TASK DIRECTIONS:
When the string "Quantum" occurs in a line of the records, show that line.

Start of INPUT RECORDS

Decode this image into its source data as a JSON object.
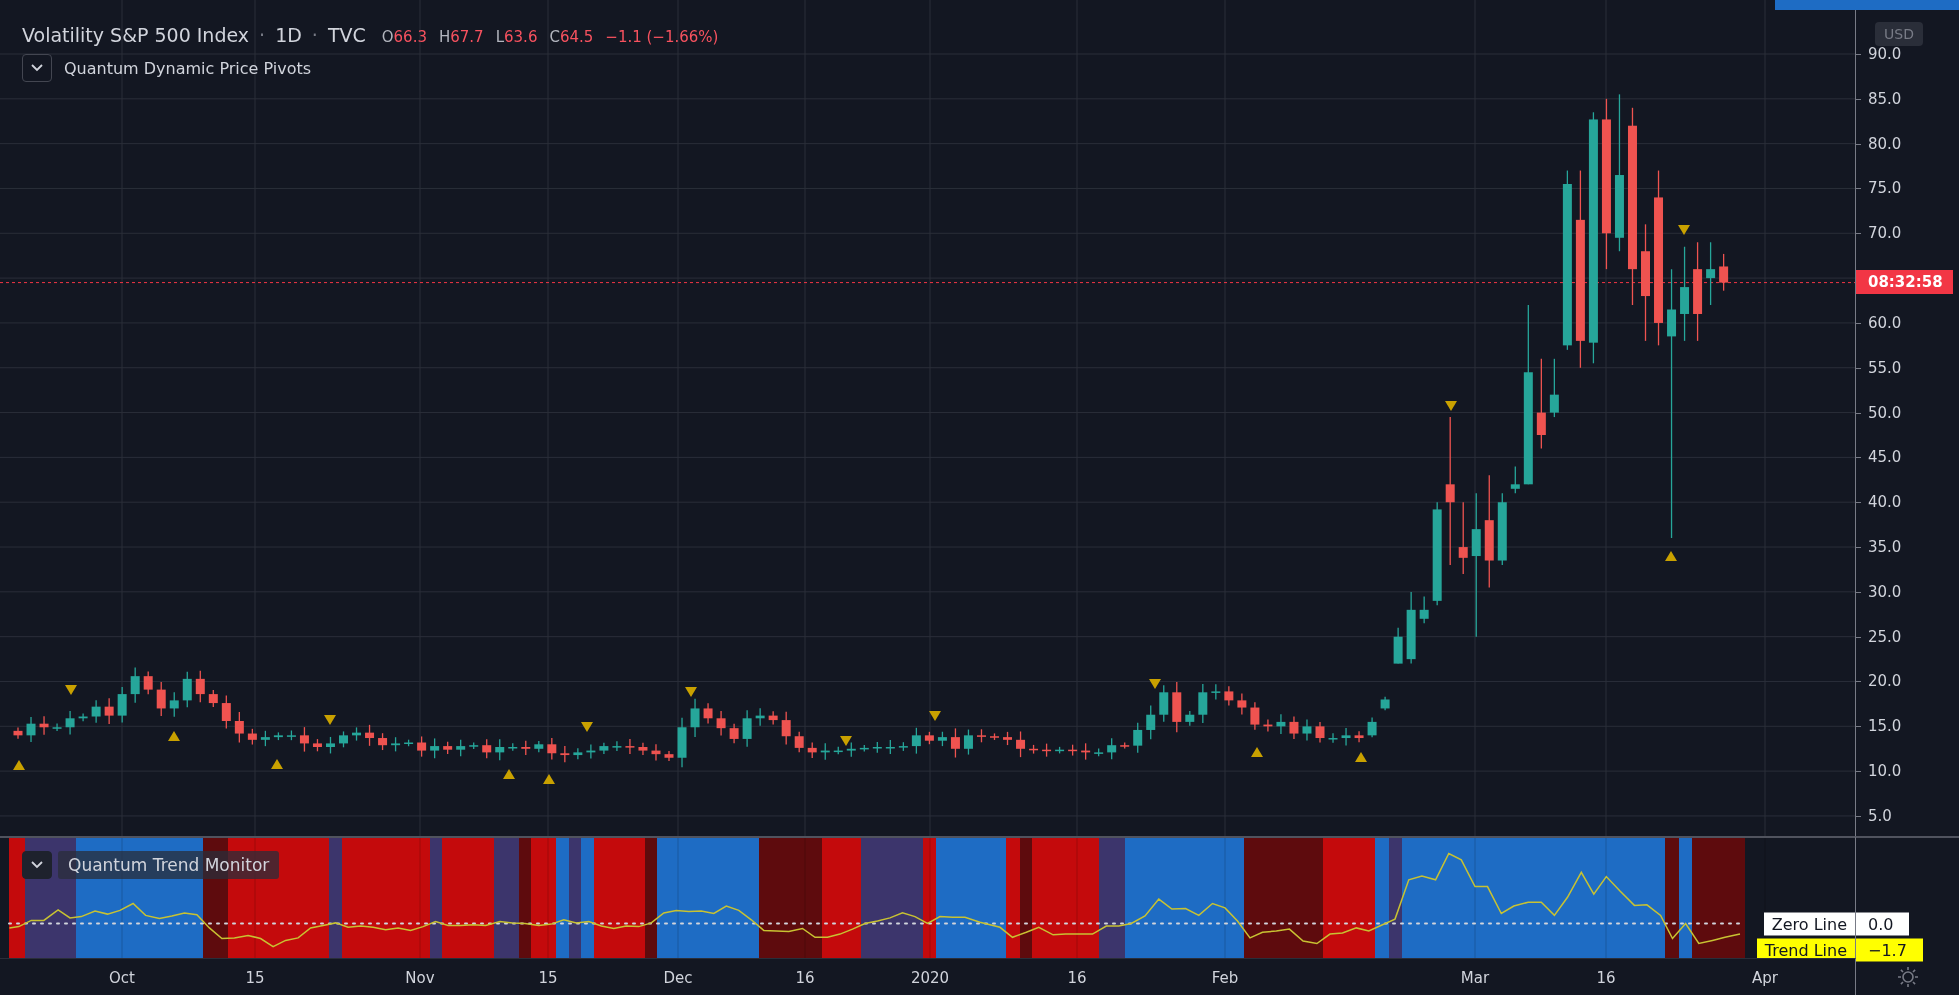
{
  "symbol": {
    "title": "Volatility S&P 500 Index",
    "interval": "1D",
    "exchange": "TVC",
    "separators": [
      "·",
      "·"
    ],
    "ohlc": [
      {
        "label": "O",
        "value": "66.3"
      },
      {
        "label": "H",
        "value": "67.7"
      },
      {
        "label": "L",
        "value": "63.6"
      },
      {
        "label": "C",
        "value": "64.5"
      }
    ],
    "change": "−1.1 (−1.66%)"
  },
  "price_indicator": {
    "name": "Quantum Dynamic Price Pivots"
  },
  "price_axis": {
    "currency": "USD",
    "ticks": [
      "90.0",
      "85.0",
      "80.0",
      "75.0",
      "70.0",
      "60.0",
      "55.0",
      "50.0",
      "45.0",
      "40.0",
      "35.0",
      "30.0",
      "25.0",
      "20.0",
      "15.0",
      "10.0",
      "5.0"
    ],
    "countdown": "08:32:58"
  },
  "trend_monitor": {
    "name": "Quantum Trend Monitor",
    "lines": [
      {
        "name": "Zero Line",
        "value": "0.0",
        "color": "#ffffff"
      },
      {
        "name": "Trend Line",
        "value": "−1.7",
        "color": "#ffff00"
      }
    ]
  },
  "time_axis": {
    "labels": [
      "Oct",
      "15",
      "Nov",
      "15",
      "Dec",
      "16",
      "2020",
      "16",
      "Feb",
      "Mar",
      "16",
      "Apr"
    ]
  }
}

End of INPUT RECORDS

FINISHED EXERCISE:
    "name": "Quantum Dynamic Price Pivots"
    "name": "Quantum Trend Monitor",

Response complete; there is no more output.